U.S. Sen. Bernie Sanders, who as the new chairman of the Senate Budget Committee will shape the final $1.9 trillion coronavirus stimulus bill, said Sunday the $1,400 direct payments should go to Americans making $75,000 or less.
Sanders, I-Vt., rejected proposals to restrict the full payments to those making $50,000, which was part of a plan to prevent wealthier taxpayers from getting a share of the money. Under the original proposal, checks could flow to families earning $300,000 or more.
“When people said, we don’t want rich people to get that benefit, I understand that,” Sanders said on CNN’s “State of the Union.” “And what we need to do is have a strong cliff, so it doesn’t kind of spill over to people making $300,000.
“But to say to a worker in Vermont or California or anyplace else that, if you’re making $52,000 a year, you are too rich to get this help, the full benefit, I think that that’s absurd.”
Sanders said the thresholds should be $75,000 for individuals and $150,000 for married couples, just as they have been in the first two rounds of stimulus checks signed into law by President Donald Trump. Those making less than $100,000 and couples making less than $200,000 got smaller payments based on income.
“It’s also, from a political point of view, a little bit absurd that you would have, under Trump, these folks getting the benefit, but, under [President Joe] Biden, who is fighting hard for the working class of this country, they would not get that full benefit,” Sanders said.
“From a political point of view, it is absurd to be telling working-class people, somebody who has a decent union job, they’re making $55,000, $60,000, sorry, you’re not eligible for the program. It makes no sense to me at all, nor do I think it makes sense to the American people.”
Congress last week passed a budget resolution to trigger a parliamentary maneuver known as reconciliation, which would prevent a Senate filibuster and allow Democrats to pass the stimulus bill without any Republican votes.
While Biden has talked about working with Republicans on the bill, U.S. Sen. Bill Cassidy, R-Louisiana, said that wasn’t the case, citing the president’s rejection of the alternative $618 billion spending package proposed by him and nine other Senate Republicans as too small.
“The administration is showing very clearly they don’t care if they have to work with us,” Cassidy said on NBC’s Meet the Press. “We come in good faith with at least 10 and more that would have joined us, and they say they don’t care. So, you got that. It takes two to tango. Right now, I’m not sure we have the two to tango.”

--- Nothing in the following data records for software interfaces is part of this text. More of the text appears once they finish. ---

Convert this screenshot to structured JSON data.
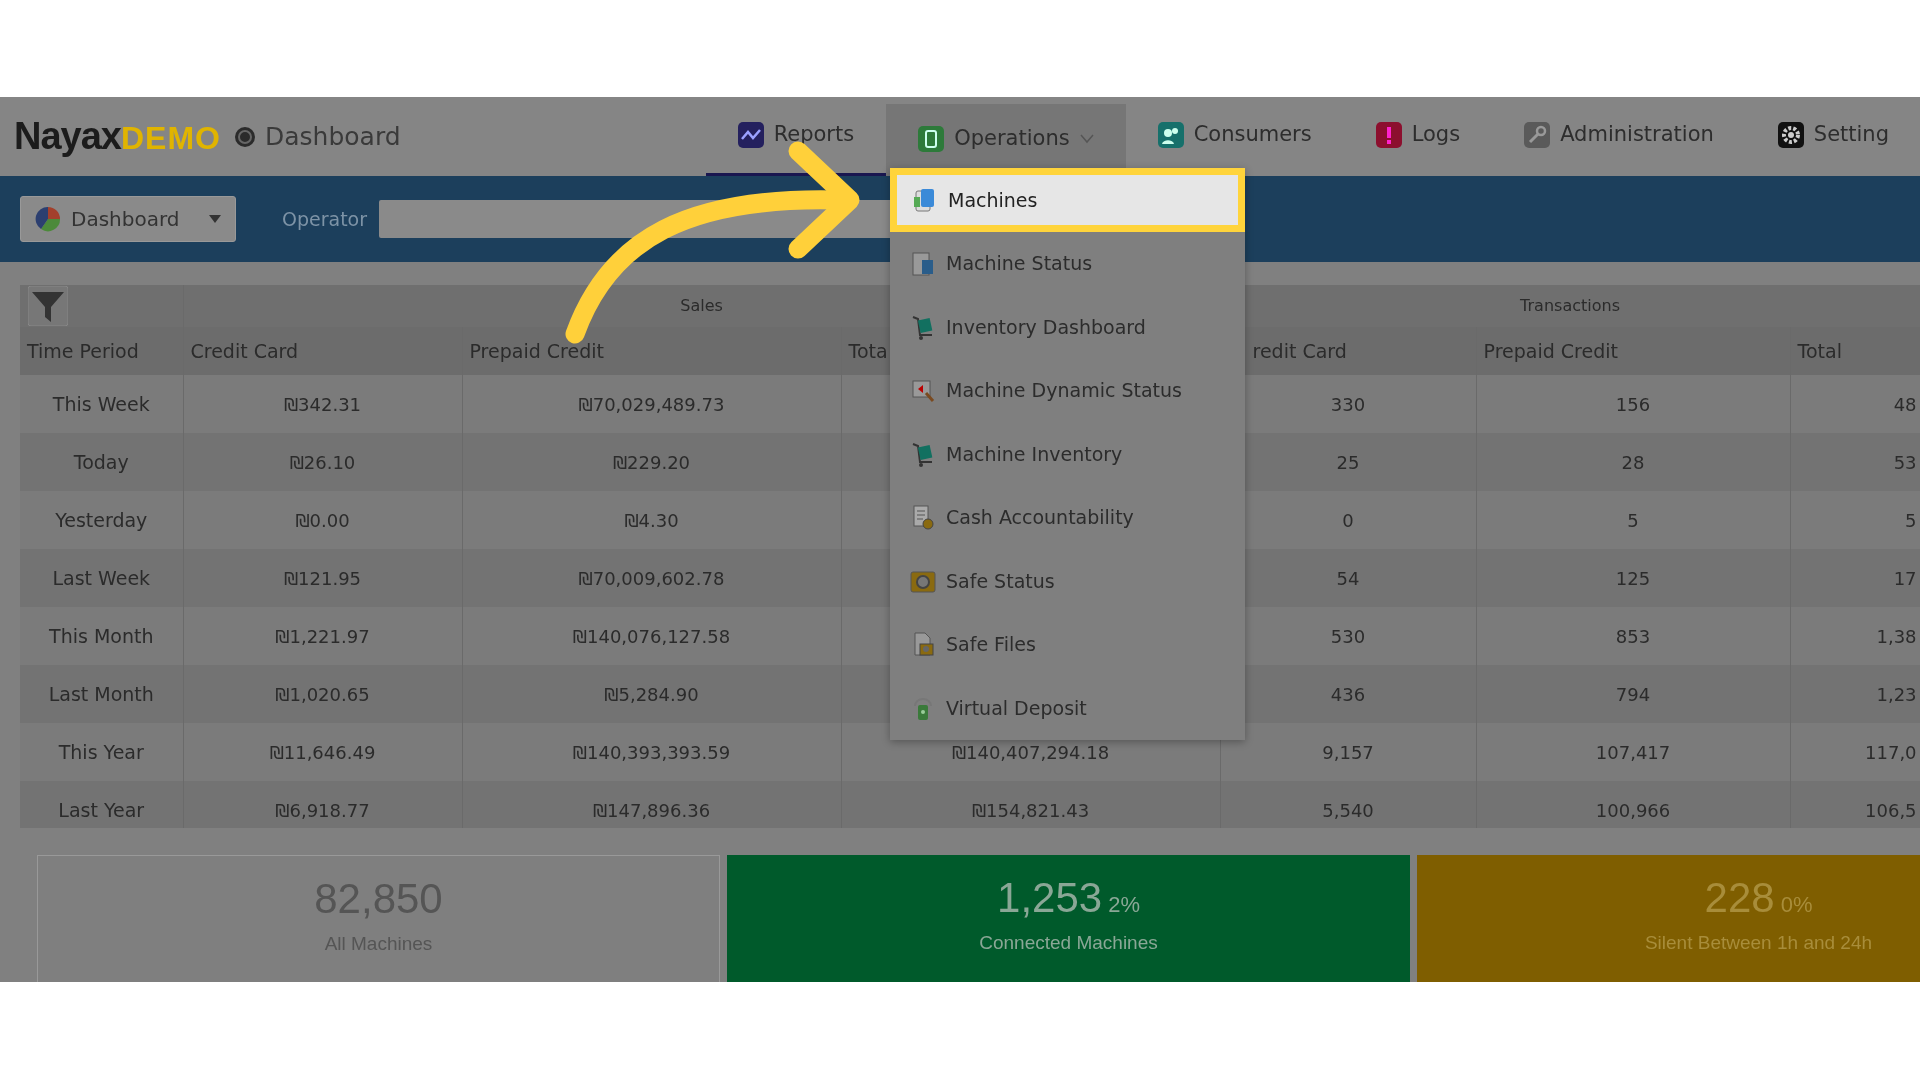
{
  "header": {
    "logo": {
      "brand": "Nayax",
      "tag": "DEMO"
    },
    "page_title": "Dashboard",
    "tabs": [
      {
        "label": "Reports",
        "selected": true,
        "expanded": false
      },
      {
        "label": "Operations",
        "selected": false,
        "expanded": true
      },
      {
        "label": "Consumers",
        "selected": false,
        "expanded": false
      },
      {
        "label": "Logs",
        "selected": false,
        "expanded": false
      },
      {
        "label": "Administration",
        "selected": false,
        "expanded": false
      },
      {
        "label": "Setting",
        "selected": false,
        "expanded": false
      }
    ]
  },
  "toolbar": {
    "view_button": "Dashboard",
    "operator_label": "Operator"
  },
  "table": {
    "groups": [
      "Sales",
      "Transactions"
    ],
    "columns": [
      "Time Period",
      "Credit Card",
      "Prepaid Credit",
      "Tota",
      "redit Card",
      "Prepaid Credit",
      "Total"
    ],
    "rows": [
      {
        "period": "This Week",
        "sales_credit": "₪342.31",
        "sales_prepaid": "₪70,029,489.73",
        "tx_credit": "330",
        "tx_prepaid": "156",
        "tx_total": "48"
      },
      {
        "period": "Today",
        "sales_credit": "₪26.10",
        "sales_prepaid": "₪229.20",
        "tx_credit": "25",
        "tx_prepaid": "28",
        "tx_total": "53"
      },
      {
        "period": "Yesterday",
        "sales_credit": "₪0.00",
        "sales_prepaid": "₪4.30",
        "tx_credit": "0",
        "tx_prepaid": "5",
        "tx_total": "5"
      },
      {
        "period": "Last Week",
        "sales_credit": "₪121.95",
        "sales_prepaid": "₪70,009,602.78",
        "tx_credit": "54",
        "tx_prepaid": "125",
        "tx_total": "17"
      },
      {
        "period": "This Month",
        "sales_credit": "₪1,221.97",
        "sales_prepaid": "₪140,076,127.58",
        "tx_credit": "530",
        "tx_prepaid": "853",
        "tx_total": "1,38"
      },
      {
        "period": "Last Month",
        "sales_credit": "₪1,020.65",
        "sales_prepaid": "₪5,284.90",
        "tx_credit": "436",
        "tx_prepaid": "794",
        "tx_total": "1,23"
      },
      {
        "period": "This Year",
        "sales_credit": "₪11,646.49",
        "sales_prepaid": "₪140,393,393.59",
        "sales_total": "₪140,407,294.18",
        "tx_credit": "9,157",
        "tx_prepaid": "107,417",
        "tx_total": "117,0"
      },
      {
        "period": "Last Year",
        "sales_credit": "₪6,918.77",
        "sales_prepaid": "₪147,896.36",
        "sales_total": "₪154,821.43",
        "tx_credit": "5,540",
        "tx_prepaid": "100,966",
        "tx_total": "106,5"
      }
    ]
  },
  "menu": {
    "items": [
      {
        "label": "Machines",
        "selected": true
      },
      {
        "label": "Machine Status",
        "selected": false
      },
      {
        "label": "Inventory Dashboard",
        "selected": false
      },
      {
        "label": "Machine Dynamic Status",
        "selected": false
      },
      {
        "label": "Machine Inventory",
        "selected": false
      },
      {
        "label": "Cash Accountability",
        "selected": false
      },
      {
        "label": "Safe Status",
        "selected": false
      },
      {
        "label": "Safe Files",
        "selected": false
      },
      {
        "label": "Virtual Deposit",
        "selected": false
      }
    ]
  },
  "cards": [
    {
      "value": "82,850",
      "caption": "All Machines",
      "color": "#7f7f7f"
    },
    {
      "value": "1,253",
      "percent": "2%",
      "caption": "Connected Machines",
      "color": "#005a2b"
    },
    {
      "value": "228",
      "percent": "0%",
      "caption": "Silent Between 1h and 24h",
      "color": "#7f5e00"
    }
  ]
}
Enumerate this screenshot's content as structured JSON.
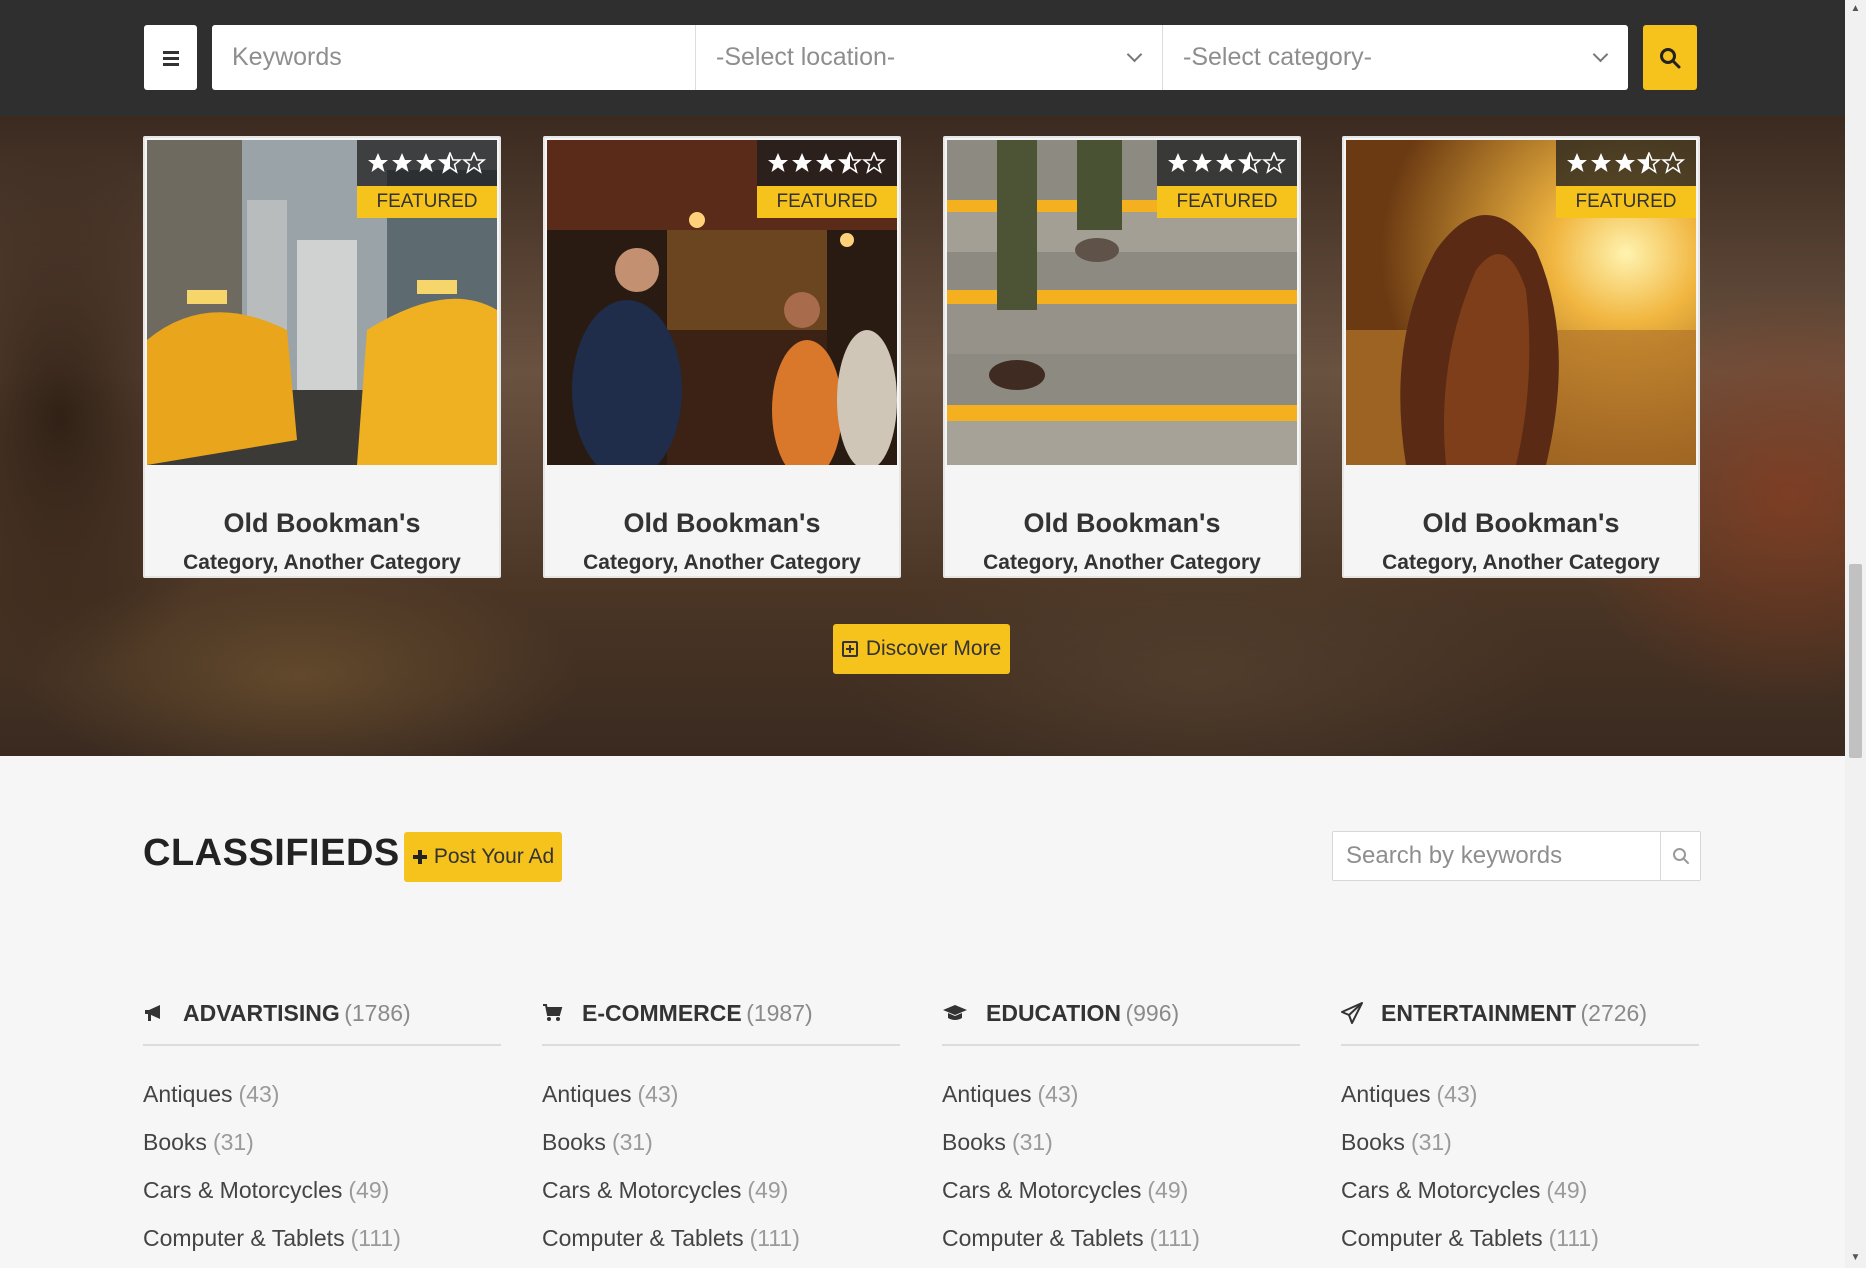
{
  "search_bar": {
    "keywords_placeholder": "Keywords",
    "location_placeholder": "-Select location-",
    "category_placeholder": "-Select category-"
  },
  "featured": {
    "cards": [
      {
        "title": "Old Bookman's",
        "categories": "Category, Another Category",
        "badge": "FEATURED",
        "rating": 3.5,
        "image": "city-taxis"
      },
      {
        "title": "Old Bookman's",
        "categories": "Category, Another Category",
        "badge": "FEATURED",
        "rating": 3.5,
        "image": "bar-interior"
      },
      {
        "title": "Old Bookman's",
        "categories": "Category, Another Category",
        "badge": "FEATURED",
        "rating": 3.5,
        "image": "stairs-steps"
      },
      {
        "title": "Old Bookman's",
        "categories": "Category, Another Category",
        "badge": "FEATURED",
        "rating": 3.5,
        "image": "girl-sunset-field"
      }
    ],
    "discover_label": "Discover More"
  },
  "classifieds": {
    "title": "CLASSIFIEDS",
    "post_label": "Post Your Ad",
    "search_placeholder": "Search by keywords",
    "columns": [
      {
        "icon": "bullhorn-icon",
        "name": "ADVARTISING",
        "count": "(1786)",
        "items": [
          {
            "label": "Antiques",
            "count": "(43)"
          },
          {
            "label": "Books",
            "count": "(31)"
          },
          {
            "label": "Cars & Motorcycles",
            "count": "(49)"
          },
          {
            "label": "Computer & Tablets",
            "count": "(111)"
          }
        ]
      },
      {
        "icon": "cart-icon",
        "name": "E-COMMERCE",
        "count": "(1987)",
        "items": [
          {
            "label": "Antiques",
            "count": "(43)"
          },
          {
            "label": "Books",
            "count": "(31)"
          },
          {
            "label": "Cars & Motorcycles",
            "count": "(49)"
          },
          {
            "label": "Computer & Tablets",
            "count": "(111)"
          }
        ]
      },
      {
        "icon": "graduation-cap-icon",
        "name": "EDUCATION",
        "count": "(996)",
        "items": [
          {
            "label": "Antiques",
            "count": "(43)"
          },
          {
            "label": "Books",
            "count": "(31)"
          },
          {
            "label": "Cars & Motorcycles",
            "count": "(49)"
          },
          {
            "label": "Computer & Tablets",
            "count": "(111)"
          }
        ]
      },
      {
        "icon": "paper-plane-icon",
        "name": "ENTERTAINMENT",
        "count": "(2726)",
        "items": [
          {
            "label": "Antiques",
            "count": "(43)"
          },
          {
            "label": "Books",
            "count": "(31)"
          },
          {
            "label": "Cars & Motorcycles",
            "count": "(49)"
          },
          {
            "label": "Computer & Tablets",
            "count": "(111)"
          }
        ]
      }
    ]
  },
  "colors": {
    "accent": "#f6c21c",
    "topbar": "#2f2f2f"
  }
}
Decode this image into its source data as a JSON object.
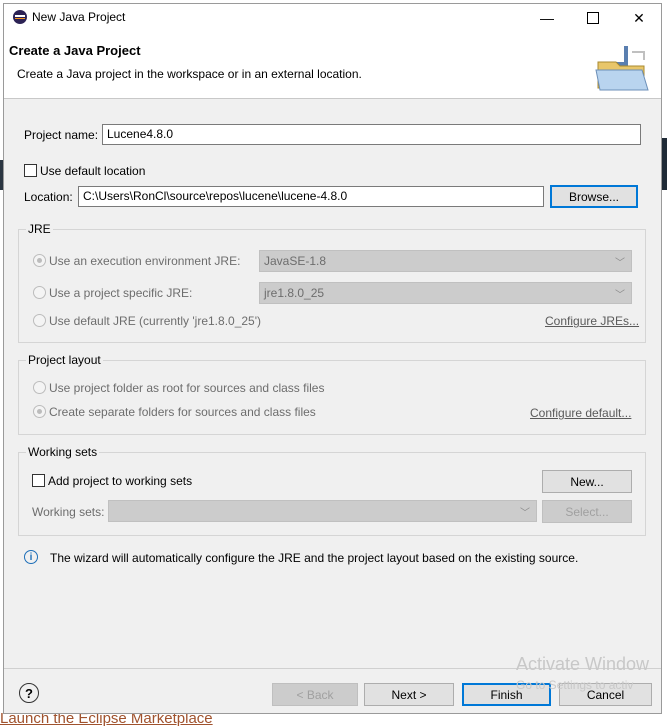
{
  "window": {
    "title": "New Java Project",
    "minimize_glyph": "—",
    "close_glyph": "✕"
  },
  "banner": {
    "title": "Create a Java Project",
    "description": "Create a Java project in the workspace or in an external location."
  },
  "form": {
    "project_name_label": "Project name:",
    "project_name_value": "Lucene4.8.0",
    "use_default_location_label": "Use default location",
    "use_default_location_checked": false,
    "location_label": "Location:",
    "location_value": "C:\\Users\\RonCl\\source\\repos\\lucene\\lucene-4.8.0",
    "browse_label": "Browse..."
  },
  "jre": {
    "group_label": "JRE",
    "option_env_label": "Use an execution environment JRE:",
    "option_env_value": "JavaSE-1.8",
    "option_specific_label": "Use a project specific JRE:",
    "option_specific_value": "jre1.8.0_25",
    "option_default_label": "Use default JRE (currently 'jre1.8.0_25')",
    "configure_link": "Configure JREs...",
    "combo_arrow": "﹀"
  },
  "layout": {
    "group_label": "Project layout",
    "option_root_label": "Use project folder as root for sources and class files",
    "option_separate_label": "Create separate folders for sources and class files",
    "configure_link": "Configure default..."
  },
  "working_sets": {
    "group_label": "Working sets",
    "add_label": "Add project to working sets",
    "new_label": "New...",
    "sets_label": "Working sets:",
    "select_label": "Select..."
  },
  "info": {
    "icon_glyph": "i",
    "message": "The wizard will automatically configure the JRE and the project layout based on the existing source."
  },
  "footer": {
    "help_glyph": "?",
    "back_label": "< Back",
    "next_label": "Next >",
    "finish_label": "Finish",
    "cancel_label": "Cancel"
  },
  "watermark": {
    "line1": "Activate Window",
    "line2": "Go to Settings to activ"
  },
  "backdrop": {
    "link_text": "Launch the Eclipse Marketplace"
  },
  "colors": {
    "accent": "#0078d7",
    "dialog_bg": "#f0f0f0",
    "info_icon": "#1e6fb8"
  }
}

Senate Republicans have noted that the previous stimulus bills were passed with overwhelming bipartisan support. But that came only after GOP senators tried and failed to pass their own bills without any Democratic priorities, demanded that any legislation protect businesses from lawsuits if employees or customers were infected by COVID-19 and increase taxpayer subsidies for religious and other private schools. Republicans also did not negotiate with congressional Democrats after the House approved two trillion-dollar stimulus measures.
Biden and other Democrats have insisted on the larger number, noting that a too-small stimulus package in 2009, purposely kept lower to attract Republican support, hindered the nation’s economic recovery from the Great Recession.
Lawrence Summers, who was treasury secretary under President Barack Obama, suggested that the $1.9 trillion package could set off “inflationary pressures of a kind we have not seen in a generation.” New Treasury Secretary Janet Yellen on CNN responded that his concern about inflation needed to take a back seat to worries about not spending enough money to fix the economy.
“My predecessor has indicated that there’s a chance that this will cause inflation to rise. And that’s also a risk that we have to consider,” Yellen said. “And I can tell you, we have the tools to deal with that risk if it materializes. But we face a huge economic challenge here and tremendous suffering in the country. We have got to address that. That’s the biggest risk.”
Recent studies by S&P Global and the Brookings Institution said a $1.9 trillion package would return the economy later this year to what it was before the pandemic. And Moody’s Analytics said the plan would help create 7.5 million jobs this year and another 2.5 million next year, fully recovering all the jobs lost due to the coronavirus.
The Republican alternative also left out Biden’s proposal for $350 billion in federal aid to help state and local governments pay the salaries of first responders, teachers and other public employees. That has been a top Democratic priority.
Cassidy, who last year joined with New Jersey Democrat Robert Menendez on bipartisan legislation to provide such aid, said on NBC that there was less support for the assistance this time around, considering New Jersey’s loss of revenue was just 0.5%, New York’s was 1.5% and the average drop was 0.1%.
“It’s hard to build political consensus when there’s only 0.1% revenue decline,” Cassidy said. “Some folks are going to scratch their head and say, ‘That’s not justified. Let’s think of a different way to do it.’”